Impressionist Childe Hassam came from an old Massachusetts family that arrived in New England in 1631. After his initial trip to Europe in 1883, Hassam painted Boston streetscapes suffused with poetic mood and atmosphere. Exposure to the French Impressionists’ work during an 1886 stay in Paris led to a lightening of his palette, a loosening of his brushwork, and reliance on color to suggest form and pictorial design.

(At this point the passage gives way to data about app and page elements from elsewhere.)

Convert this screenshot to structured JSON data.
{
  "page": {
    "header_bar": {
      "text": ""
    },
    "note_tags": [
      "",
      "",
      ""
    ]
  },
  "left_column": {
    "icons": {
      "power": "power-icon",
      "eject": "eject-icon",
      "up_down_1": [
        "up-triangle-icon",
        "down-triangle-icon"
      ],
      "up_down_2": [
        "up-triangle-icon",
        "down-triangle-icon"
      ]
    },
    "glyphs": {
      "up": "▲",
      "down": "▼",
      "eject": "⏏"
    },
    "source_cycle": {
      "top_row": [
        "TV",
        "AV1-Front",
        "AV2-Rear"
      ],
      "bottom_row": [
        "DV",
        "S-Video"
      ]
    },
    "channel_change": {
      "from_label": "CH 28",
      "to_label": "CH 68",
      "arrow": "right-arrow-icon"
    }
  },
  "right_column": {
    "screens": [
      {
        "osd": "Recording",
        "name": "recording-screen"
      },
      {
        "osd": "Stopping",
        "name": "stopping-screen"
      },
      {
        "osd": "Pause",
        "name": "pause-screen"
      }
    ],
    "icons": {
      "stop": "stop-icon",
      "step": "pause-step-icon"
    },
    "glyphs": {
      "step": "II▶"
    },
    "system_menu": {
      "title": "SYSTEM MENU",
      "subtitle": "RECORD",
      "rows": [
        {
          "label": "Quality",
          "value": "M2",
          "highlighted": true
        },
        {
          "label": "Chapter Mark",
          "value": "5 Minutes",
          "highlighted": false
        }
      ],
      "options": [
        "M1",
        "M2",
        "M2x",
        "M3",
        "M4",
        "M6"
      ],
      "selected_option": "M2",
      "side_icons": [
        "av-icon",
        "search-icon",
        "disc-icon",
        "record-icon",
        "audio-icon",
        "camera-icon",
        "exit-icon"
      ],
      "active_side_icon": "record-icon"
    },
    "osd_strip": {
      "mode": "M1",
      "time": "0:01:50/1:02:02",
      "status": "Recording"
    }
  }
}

On his third sojourn in Europe, Hassam arrived in France in the spring of 1897 and painted "Pont Royal, Paris" from his hotel on the Quai Voltaire. With great immediacy, this painting captures the activities of the city as seen unfolding below a high window or balcony. The elevated vantage point recalls Monet’s "Boulevard des Capucines," in the Nelson-Atkins Museum of Art, Kansas City. Yet "Pont Royal" also reveals a distinctive version of Impressionism. Hassam applied the paint rapidly but thinly, sometimes leaving exposed primed canvas as a design element. The high-keyed tonalities, dominated by yellows and greens, brilliantly evoke the vibrancy of early spring. Hassam organized the composition, less spontaneous than it appears, around the central tree, which almost bisects the canvas, and by the perpendicular bands of bridge and sky. "Pont Royal, Paris" won the Temple Gold Medal awarded annually by the Pennsylvania Academy of the Fine Arts.